Prostate chips are generated from transurethral resection of the prostate (TURP) procedures. These are generally for relieving urinary obstruction due to nodular hyperplasia of the prostate (benign prostatic hyperplasia); however, urinary obstruction may be secondary to prostate cancer. Thus, the job of the pathologist here, usually, is excluding an incidental cancer.

The prevalence of prostate cancer varies from 7% (in a series 823 TURPs[1]) to 17% (in an older series of 747 TURPs[2]).

Clinically relevant cancer in procedures done for BPH (TURPs and prostatectomies) is seen in approximately 1.5% of specimens.[1]

Protocol

Specimen:

  • Weight ___ grams.
  • Dimensions (in aggregate): ___ x ___ x ___ cm.
  • Number of fragments: [1-6 / multiple (>6)].
  • Appearance: [tan-gray / yellow / orange].
  • Consistency: [rubbery / firm].
  • Other: [none / hemorrhagic appearance / necrotic appearing].

[Submitted in total/Representative sections submitted] in block(s) ___.

Protocol notes

What to look for/feel for:[3]

Entity Colour Firmness
Prostate cancer yellow/orange firm
Benign prostate tan/gray rubbery

Sampling

Number of cassettes:[3]
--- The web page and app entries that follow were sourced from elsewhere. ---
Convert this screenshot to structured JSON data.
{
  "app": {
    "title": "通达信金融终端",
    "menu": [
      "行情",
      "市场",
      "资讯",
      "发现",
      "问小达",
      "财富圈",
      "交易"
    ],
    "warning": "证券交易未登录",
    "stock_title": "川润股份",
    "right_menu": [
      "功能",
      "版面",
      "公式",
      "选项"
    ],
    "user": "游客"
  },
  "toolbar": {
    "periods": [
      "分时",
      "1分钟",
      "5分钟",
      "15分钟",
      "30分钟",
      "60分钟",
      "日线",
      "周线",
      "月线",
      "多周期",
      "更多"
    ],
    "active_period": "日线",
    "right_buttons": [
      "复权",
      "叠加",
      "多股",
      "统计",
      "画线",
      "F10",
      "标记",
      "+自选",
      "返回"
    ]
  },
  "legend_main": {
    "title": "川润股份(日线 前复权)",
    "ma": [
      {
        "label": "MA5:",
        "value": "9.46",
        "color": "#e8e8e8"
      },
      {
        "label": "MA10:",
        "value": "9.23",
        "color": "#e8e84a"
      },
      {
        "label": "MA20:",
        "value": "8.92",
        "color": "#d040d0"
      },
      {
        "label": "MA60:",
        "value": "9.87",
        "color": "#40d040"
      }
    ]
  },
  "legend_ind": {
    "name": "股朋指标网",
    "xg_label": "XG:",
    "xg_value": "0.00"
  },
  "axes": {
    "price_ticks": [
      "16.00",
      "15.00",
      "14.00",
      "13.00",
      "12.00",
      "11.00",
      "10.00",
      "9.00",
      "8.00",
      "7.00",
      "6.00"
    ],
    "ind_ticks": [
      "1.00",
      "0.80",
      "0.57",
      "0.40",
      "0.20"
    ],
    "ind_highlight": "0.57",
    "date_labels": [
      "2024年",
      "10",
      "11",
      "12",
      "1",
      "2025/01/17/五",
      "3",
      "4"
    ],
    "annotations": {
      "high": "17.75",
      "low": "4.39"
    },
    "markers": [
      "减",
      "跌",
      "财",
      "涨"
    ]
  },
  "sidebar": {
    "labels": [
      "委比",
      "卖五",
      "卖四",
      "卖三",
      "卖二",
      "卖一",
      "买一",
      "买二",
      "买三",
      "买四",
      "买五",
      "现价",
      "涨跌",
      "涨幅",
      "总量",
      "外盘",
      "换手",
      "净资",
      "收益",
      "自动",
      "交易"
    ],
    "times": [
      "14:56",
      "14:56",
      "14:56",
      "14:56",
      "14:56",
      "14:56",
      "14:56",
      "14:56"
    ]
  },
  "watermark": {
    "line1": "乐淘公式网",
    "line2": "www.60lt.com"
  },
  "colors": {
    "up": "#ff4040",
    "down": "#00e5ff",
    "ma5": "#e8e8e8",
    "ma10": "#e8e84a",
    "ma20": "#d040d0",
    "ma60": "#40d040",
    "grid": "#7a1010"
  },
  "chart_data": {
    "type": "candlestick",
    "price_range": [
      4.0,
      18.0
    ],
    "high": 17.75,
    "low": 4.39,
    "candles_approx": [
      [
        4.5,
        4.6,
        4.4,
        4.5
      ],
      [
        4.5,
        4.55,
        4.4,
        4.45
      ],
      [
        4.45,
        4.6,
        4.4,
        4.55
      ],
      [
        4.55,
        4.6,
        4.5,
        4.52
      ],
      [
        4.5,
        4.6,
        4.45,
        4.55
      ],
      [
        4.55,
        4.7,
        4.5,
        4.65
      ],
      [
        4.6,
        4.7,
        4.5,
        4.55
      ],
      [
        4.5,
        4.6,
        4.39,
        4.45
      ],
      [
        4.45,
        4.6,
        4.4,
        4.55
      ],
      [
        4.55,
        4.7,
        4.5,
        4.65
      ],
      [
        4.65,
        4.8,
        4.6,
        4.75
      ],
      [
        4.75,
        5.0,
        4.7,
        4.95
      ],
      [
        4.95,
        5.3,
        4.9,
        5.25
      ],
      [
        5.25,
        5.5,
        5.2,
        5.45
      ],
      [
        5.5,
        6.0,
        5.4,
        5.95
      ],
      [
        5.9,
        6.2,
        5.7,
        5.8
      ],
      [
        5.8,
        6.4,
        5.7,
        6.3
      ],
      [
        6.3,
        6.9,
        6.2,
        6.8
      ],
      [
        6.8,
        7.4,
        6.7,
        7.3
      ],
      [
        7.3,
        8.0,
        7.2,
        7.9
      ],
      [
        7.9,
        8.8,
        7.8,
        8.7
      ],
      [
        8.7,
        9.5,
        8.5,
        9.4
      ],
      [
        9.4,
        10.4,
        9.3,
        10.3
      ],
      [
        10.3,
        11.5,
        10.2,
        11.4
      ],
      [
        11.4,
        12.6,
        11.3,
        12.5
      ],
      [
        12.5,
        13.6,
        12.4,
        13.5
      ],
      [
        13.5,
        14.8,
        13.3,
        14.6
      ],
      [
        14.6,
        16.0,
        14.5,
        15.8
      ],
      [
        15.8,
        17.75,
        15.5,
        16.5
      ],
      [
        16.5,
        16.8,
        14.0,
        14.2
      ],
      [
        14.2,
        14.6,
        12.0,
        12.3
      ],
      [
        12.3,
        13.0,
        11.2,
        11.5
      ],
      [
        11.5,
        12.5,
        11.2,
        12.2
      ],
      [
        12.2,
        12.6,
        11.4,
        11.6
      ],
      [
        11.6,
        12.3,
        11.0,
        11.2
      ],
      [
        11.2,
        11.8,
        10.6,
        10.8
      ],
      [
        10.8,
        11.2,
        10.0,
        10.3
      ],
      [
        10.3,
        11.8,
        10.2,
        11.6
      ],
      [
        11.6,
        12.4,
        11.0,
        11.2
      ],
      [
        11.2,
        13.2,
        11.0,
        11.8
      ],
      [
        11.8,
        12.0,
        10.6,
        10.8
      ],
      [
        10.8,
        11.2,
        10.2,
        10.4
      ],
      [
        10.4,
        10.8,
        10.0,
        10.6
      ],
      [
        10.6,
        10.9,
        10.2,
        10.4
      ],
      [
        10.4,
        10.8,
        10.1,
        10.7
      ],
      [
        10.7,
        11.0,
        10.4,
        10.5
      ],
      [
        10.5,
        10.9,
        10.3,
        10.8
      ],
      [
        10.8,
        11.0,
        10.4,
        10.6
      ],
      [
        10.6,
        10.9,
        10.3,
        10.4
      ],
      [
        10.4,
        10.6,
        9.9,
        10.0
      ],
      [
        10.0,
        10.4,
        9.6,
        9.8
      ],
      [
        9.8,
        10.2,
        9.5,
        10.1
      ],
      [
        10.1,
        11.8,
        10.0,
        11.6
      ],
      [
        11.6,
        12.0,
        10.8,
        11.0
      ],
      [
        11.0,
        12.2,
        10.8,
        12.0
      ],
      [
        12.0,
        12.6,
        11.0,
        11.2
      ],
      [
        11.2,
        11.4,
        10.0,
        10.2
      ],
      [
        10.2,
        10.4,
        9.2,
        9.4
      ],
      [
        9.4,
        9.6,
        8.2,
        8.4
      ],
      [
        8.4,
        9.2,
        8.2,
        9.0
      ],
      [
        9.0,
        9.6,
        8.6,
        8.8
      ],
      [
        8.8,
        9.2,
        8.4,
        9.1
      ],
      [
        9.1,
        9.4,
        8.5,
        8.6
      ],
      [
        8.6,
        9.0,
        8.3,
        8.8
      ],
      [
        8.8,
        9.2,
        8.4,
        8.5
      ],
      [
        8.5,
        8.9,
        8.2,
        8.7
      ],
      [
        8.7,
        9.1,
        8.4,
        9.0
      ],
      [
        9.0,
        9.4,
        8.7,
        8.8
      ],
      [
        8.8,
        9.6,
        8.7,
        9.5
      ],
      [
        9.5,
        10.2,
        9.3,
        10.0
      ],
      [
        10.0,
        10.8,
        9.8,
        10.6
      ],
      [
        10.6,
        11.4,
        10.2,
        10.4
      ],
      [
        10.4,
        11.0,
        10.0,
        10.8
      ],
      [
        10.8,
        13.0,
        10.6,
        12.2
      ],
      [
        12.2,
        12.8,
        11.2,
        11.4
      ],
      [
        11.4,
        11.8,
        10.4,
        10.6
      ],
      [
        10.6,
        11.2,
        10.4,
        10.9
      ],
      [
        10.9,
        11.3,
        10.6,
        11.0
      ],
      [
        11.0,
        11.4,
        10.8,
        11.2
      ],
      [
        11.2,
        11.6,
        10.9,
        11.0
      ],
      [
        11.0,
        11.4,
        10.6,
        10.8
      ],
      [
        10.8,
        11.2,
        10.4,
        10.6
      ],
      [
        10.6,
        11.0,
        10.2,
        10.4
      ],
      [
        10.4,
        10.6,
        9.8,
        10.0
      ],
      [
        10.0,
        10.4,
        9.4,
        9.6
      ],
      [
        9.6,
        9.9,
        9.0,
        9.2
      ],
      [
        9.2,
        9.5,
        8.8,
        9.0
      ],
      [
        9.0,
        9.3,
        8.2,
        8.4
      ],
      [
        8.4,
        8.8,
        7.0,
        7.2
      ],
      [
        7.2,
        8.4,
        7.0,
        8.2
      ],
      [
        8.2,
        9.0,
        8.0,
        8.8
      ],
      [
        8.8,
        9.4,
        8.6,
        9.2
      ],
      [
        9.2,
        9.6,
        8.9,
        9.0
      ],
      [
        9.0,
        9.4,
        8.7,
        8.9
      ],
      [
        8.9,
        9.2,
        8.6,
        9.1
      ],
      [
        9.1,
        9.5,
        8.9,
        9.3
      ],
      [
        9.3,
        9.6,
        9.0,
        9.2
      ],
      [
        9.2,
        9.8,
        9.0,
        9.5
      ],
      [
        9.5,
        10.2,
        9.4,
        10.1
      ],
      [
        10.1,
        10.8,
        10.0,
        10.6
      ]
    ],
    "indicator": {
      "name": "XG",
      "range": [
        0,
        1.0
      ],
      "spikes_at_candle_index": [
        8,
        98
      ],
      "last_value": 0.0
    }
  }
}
  • <= 12 grams: EIT.
  • >12 grams: embed 12 grams and 1 cassette for every additional 5 grams.
    • If the prostate chips have a mass of:
      • 16 grams: 6-8 cassettes for 12 grams + 1 cassette = 7-9 cassettes.
      • 21 grams: 6-8 cassettes for 12 grams + 2 cassettes = 7-9 cassettes.

Note:

  • If a minimal cancer is found in a partially submitted specimen, it is reasonable to stop there as submitting more tissue or the remainder is unlikely to change the grade or extent of involvement.[2]
Formula


N = (m -12)/5 + 8
Where:
N = number of blocks.
m = mass of the prostate tissue.

Alternate approaches

See also

Related protocols

References

  1. 1.0 1.1 Skrzypczyk, MA.; Dobruch, J.; Nyk, L.; Szostek, P.; Szempliński, S.; Borówka, A. (2014). "Should all specimens taken during surgical treatment of patients with benign prostatic hyperplasia be assessed by a pathologist?". Cent European J Urol 67 (3): 227-32. doi:10.5173/ceju.2014.03.art2. PMID 25247076.
  2. 2.0 2.1 Trpkov, K.; Thompson, J.; Kulaga, A.; Yilmaz, A. (Aug 2008). "How much tissue sampling is required when unsuspected minimal prostate carcinoma is identified on transurethral resection?". Arch Pathol Lab Med 132 (8): 1313-6. doi:10.1043/1543-2165(2008)132[1313:HMTSIR]2.0.CO;2. PMID 18684032.
  3. 3.0 3.1 Lester, Susan Carole (2005). Manual of Surgical Pathology (2nd ed.). Saunders. pp. 398. ISBN 978-0443066450.